▸ **Activity**
The expected response is the full set of records, unchanged.

▸ **Extracted information**
=-=-=-=-=
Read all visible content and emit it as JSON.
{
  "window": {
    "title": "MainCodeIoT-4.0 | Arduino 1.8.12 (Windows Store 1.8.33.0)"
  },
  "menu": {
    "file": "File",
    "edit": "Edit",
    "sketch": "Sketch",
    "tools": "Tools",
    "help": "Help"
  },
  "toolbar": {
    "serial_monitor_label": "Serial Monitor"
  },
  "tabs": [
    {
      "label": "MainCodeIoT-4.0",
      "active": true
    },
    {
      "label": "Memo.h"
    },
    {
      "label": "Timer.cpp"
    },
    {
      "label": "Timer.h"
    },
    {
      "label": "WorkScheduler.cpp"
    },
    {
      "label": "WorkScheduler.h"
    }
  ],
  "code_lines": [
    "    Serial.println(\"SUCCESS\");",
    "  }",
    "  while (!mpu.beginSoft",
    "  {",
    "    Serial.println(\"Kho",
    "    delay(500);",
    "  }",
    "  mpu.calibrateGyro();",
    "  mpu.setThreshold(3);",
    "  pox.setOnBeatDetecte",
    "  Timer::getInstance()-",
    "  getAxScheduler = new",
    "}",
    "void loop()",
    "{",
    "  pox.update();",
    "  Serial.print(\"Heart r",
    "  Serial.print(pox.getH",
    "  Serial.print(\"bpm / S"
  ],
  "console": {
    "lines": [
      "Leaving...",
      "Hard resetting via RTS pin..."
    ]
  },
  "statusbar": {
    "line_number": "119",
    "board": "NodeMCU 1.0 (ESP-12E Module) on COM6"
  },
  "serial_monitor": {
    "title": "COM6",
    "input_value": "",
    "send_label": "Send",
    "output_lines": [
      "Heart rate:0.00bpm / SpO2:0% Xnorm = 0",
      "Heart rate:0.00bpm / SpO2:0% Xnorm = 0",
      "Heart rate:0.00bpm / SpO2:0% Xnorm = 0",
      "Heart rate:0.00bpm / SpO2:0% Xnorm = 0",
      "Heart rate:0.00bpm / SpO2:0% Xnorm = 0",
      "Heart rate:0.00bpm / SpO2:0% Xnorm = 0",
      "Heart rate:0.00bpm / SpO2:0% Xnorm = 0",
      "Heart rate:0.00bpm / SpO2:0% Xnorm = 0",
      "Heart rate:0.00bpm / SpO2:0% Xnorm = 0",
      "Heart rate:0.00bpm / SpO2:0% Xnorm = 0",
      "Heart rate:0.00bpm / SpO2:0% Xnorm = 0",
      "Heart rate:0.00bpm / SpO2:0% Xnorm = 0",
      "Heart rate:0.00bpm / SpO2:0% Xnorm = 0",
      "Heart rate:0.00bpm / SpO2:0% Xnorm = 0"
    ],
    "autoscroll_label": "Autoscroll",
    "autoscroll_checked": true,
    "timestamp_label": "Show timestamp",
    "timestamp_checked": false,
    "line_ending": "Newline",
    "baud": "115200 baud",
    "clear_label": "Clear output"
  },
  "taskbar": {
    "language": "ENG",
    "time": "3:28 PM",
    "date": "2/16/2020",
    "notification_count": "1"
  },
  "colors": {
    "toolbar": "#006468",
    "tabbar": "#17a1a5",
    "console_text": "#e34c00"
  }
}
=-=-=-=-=
▸ **Written answer**
Read all visible content and emit it as JSON.
{
  "window": {
    "title": "MainCodeIoT-4.0 | Arduino 1.8.12 (Windows Store 1.8.33.0)"
  },
  "menu": {
    "file": "File",
    "edit": "Edit",
    "sketch": "Sketch",
    "tools": "Tools",
    "help": "Help"
  },
  "toolbar": {
    "serial_monitor_label": "Serial Monitor"
  },
  "tabs": [
    {
      "label": "MainCodeIoT-4.0",
      "active": true
    },
    {
      "label": "Memo.h"
    },
    {
      "label": "Timer.cpp"
    },
    {
      "label": "Timer.h"
    },
    {
      "label": "WorkScheduler.cpp"
    },
    {
      "label": "WorkScheduler.h"
    }
  ],
  "code_lines": [
    "    Serial.println(\"SUCCESS\");",
    "  }",
    "  while (!mpu.beginSoft",
    "  {",
    "    Serial.println(\"Kho",
    "    delay(500);",
    "  }",
    "  mpu.calibrateGyro();",
    "  mpu.setThreshold(3);",
    "  pox.setOnBeatDetecte",
    "  Timer::getInstance()-",
    "  getAxScheduler = new",
    "}",
    "void loop()",
    "{",
    "  pox.update();",
    "  Serial.print(\"Heart r",
    "  Serial.print(pox.getH",
    "  Serial.print(\"bpm / S"
  ],
  "console": {
    "lines": [
      "Leaving...",
      "Hard resetting via RTS pin..."
    ]
  },
  "statusbar": {
    "line_number": "119",
    "board": "NodeMCU 1.0 (ESP-12E Module) on COM6"
  },
  "serial_monitor": {
    "title": "COM6",
    "input_value": "",
    "send_label": "Send",
    "output_lines": [
      "Heart rate:0.00bpm / SpO2:0% Xnorm = 0",
      "Heart rate:0.00bpm / SpO2:0% Xnorm = 0",
      "Heart rate:0.00bpm / SpO2:0% Xnorm = 0",
      "Heart rate:0.00bpm / SpO2:0% Xnorm = 0",
      "Heart rate:0.00bpm / SpO2:0% Xnorm = 0",
      "Heart rate:0.00bpm / SpO2:0% Xnorm = 0",
      "Heart rate:0.00bpm / SpO2:0% Xnorm = 0",
      "Heart rate:0.00bpm / SpO2:0% Xnorm = 0",
      "Heart rate:0.00bpm / SpO2:0% Xnorm = 0",
      "Heart rate:0.00bpm / SpO2:0% Xnorm = 0",
      "Heart rate:0.00bpm / SpO2:0% Xnorm = 0",
      "Heart rate:0.00bpm / SpO2:0% Xnorm = 0",
      "Heart rate:0.00bpm / SpO2:0% Xnorm = 0",
      "Heart rate:0.00bpm / SpO2:0% Xnorm = 0"
    ],
    "autoscroll_label": "Autoscroll",
    "autoscroll_checked": true,
    "timestamp_label": "Show timestamp",
    "timestamp_checked": false,
    "line_ending": "Newline",
    "baud": "115200 baud",
    "clear_label": "Clear output"
  },
  "taskbar": {
    "language": "ENG",
    "time": "3:28 PM",
    "date": "2/16/2020",
    "notification_count": "1"
  },
  "colors": {
    "toolbar": "#006468",
    "tabbar": "#17a1a5",
    "console_text": "#e34c00"
  }
}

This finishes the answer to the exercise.